The following figure shows a comparison among common image processing platforms calculating a Sobel Edge Detection image filter. For the comparison we have used mid-range devices in each class using similar libraries based on OpenCV. Especially when it comes to small image sizes the FPGA is much more efficient than the other devices. It is also noticeable that the parallel computing of eight pixels per clock cycle linearly scales the data throughput inside the FPGA. Small image sizes require the CPU and GPU to do many memory transactions which adds a lot of latency to the overall processing pipe. This leads to the effect that these devices cannot develop their full efficiency. FPGA devices do not show this effect.

Image Filter
Nvidia Geforce GTX 1050
OpenCV with CUDA
MS Visual Studio
Sobel Edge Detection
Intel i7 8700 @ 4.6 GHz
MS Visual Studio
Sobel Edge Detection
Xilinx ZYNQ-7020
Vivado + Vivado HLS
Sobel Edge Detection
Performance Comparison

Contents of a FPGA video processing design

Vendors of FPGA devices (Xilinx, IntelFPGA) offer built in IP cores to setup the vision processing infrastructure as shown in the figure below. Basically the FPGA design needs to implement a path to convert the input data stream from the camera into a streaming format, such as AXI-Stream and vice versa to the output device. As a function of the FPGA one can adapt easily to any camera I/O standard such as GigE-Vision and HDMI. Timing information of native video signals contain the resolution and frequency of the image. Timing signals are required when it comes to storage and buffering of images in memories. Buffering is usually done by a video DMA block which plays a central role to reduce backpressure in the processing chain thus untighten input and output data streams. The ARM processor is AXI memory mapped connected with the processing chain to setup up and control the data stream. It would also be possible to perform lightweight calculations on the image stream based on high level software libraries, such as OpenCV.


Acceleration with High Level Synthesis (HLS)
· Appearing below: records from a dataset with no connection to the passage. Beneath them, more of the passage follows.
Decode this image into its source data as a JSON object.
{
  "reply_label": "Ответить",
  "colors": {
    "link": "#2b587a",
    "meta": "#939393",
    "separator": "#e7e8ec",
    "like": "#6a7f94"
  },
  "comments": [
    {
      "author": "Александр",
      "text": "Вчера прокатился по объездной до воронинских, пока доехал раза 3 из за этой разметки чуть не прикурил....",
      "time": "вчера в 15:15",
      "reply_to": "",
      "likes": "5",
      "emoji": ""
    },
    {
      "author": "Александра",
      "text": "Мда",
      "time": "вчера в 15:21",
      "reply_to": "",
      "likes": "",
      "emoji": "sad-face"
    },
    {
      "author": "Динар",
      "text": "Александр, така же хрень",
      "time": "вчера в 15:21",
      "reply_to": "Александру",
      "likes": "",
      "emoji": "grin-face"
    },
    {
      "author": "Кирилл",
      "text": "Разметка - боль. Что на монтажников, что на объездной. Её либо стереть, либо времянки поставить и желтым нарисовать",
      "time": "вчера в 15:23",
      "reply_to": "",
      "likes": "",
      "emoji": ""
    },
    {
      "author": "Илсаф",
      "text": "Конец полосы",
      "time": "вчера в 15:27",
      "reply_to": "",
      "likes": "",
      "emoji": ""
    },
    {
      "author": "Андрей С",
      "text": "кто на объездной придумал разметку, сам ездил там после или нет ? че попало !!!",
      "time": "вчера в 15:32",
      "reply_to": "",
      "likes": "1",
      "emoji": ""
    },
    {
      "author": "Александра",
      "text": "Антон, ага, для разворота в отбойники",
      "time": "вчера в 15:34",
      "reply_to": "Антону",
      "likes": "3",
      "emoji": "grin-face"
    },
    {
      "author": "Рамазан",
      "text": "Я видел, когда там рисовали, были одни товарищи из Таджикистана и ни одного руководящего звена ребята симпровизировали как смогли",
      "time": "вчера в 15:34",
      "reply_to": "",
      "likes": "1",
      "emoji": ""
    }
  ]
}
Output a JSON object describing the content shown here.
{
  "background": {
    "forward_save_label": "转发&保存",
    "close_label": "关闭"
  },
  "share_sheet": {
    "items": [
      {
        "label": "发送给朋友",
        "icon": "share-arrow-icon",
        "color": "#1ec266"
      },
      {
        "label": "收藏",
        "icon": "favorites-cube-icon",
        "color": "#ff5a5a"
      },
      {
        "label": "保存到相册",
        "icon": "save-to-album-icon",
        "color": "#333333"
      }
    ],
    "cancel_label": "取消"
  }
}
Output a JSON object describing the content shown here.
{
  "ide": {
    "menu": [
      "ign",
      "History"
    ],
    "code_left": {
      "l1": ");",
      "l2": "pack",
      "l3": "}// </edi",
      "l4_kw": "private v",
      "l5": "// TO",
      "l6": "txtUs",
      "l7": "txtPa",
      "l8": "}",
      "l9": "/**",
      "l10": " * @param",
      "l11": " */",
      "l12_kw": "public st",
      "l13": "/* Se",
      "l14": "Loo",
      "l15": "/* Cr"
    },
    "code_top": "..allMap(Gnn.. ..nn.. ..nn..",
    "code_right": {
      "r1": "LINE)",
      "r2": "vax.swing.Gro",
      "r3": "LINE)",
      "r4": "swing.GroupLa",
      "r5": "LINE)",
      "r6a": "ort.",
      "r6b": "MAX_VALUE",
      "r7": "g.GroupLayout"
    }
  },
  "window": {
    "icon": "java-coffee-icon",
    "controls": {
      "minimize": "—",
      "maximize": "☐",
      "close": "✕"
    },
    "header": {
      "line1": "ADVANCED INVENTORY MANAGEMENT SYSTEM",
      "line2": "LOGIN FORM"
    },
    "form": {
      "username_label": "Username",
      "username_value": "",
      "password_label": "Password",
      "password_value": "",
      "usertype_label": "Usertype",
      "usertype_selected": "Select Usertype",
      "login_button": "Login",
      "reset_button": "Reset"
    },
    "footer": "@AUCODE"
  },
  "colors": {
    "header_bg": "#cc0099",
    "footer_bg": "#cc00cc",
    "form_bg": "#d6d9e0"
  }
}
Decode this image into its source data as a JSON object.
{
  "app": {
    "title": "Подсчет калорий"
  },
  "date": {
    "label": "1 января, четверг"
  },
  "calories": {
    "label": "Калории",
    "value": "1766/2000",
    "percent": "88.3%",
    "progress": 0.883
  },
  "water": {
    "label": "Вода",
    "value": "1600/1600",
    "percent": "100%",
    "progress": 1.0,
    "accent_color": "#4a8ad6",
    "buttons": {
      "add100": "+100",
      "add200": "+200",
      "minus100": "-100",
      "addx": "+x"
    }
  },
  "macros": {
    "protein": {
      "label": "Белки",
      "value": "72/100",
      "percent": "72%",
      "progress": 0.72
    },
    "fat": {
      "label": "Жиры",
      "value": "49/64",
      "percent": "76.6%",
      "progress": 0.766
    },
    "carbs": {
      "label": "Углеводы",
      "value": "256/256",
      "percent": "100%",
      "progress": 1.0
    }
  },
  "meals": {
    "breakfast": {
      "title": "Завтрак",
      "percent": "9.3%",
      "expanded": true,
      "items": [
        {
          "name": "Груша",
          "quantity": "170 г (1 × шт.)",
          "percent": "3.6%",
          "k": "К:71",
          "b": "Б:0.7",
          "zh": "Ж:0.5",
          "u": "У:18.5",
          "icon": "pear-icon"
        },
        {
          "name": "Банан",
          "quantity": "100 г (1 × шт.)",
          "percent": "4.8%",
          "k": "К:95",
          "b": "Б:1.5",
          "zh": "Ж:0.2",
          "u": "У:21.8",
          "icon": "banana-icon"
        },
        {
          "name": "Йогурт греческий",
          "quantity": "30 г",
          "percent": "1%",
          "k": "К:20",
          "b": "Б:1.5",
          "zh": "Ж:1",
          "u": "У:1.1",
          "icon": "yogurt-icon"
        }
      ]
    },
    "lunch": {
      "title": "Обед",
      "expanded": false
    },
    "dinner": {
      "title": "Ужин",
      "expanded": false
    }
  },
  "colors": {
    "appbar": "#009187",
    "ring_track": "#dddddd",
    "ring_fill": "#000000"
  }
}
HLS is used to describe FPGA algorithms using a C programming language. In many situations in image processing this is a clear advantage, because most algorithms are based on loops. Furthermore, proven image processing libraries available in C can be used as support. The functional principle of HLS is based on an HLS compiler, which transfers the C code into an HDL circuit and exports it as IP core if necessary. In doing so, the loops are rolled out and the content is processed in parallel. The resulting performance can be up to a hundred times faster than what it takes to run a similar algorithm on a CPU. In addition, algorithms developed with HLS can be simulated and tested much more easierbecause the module is called as a C function in a C program test environment.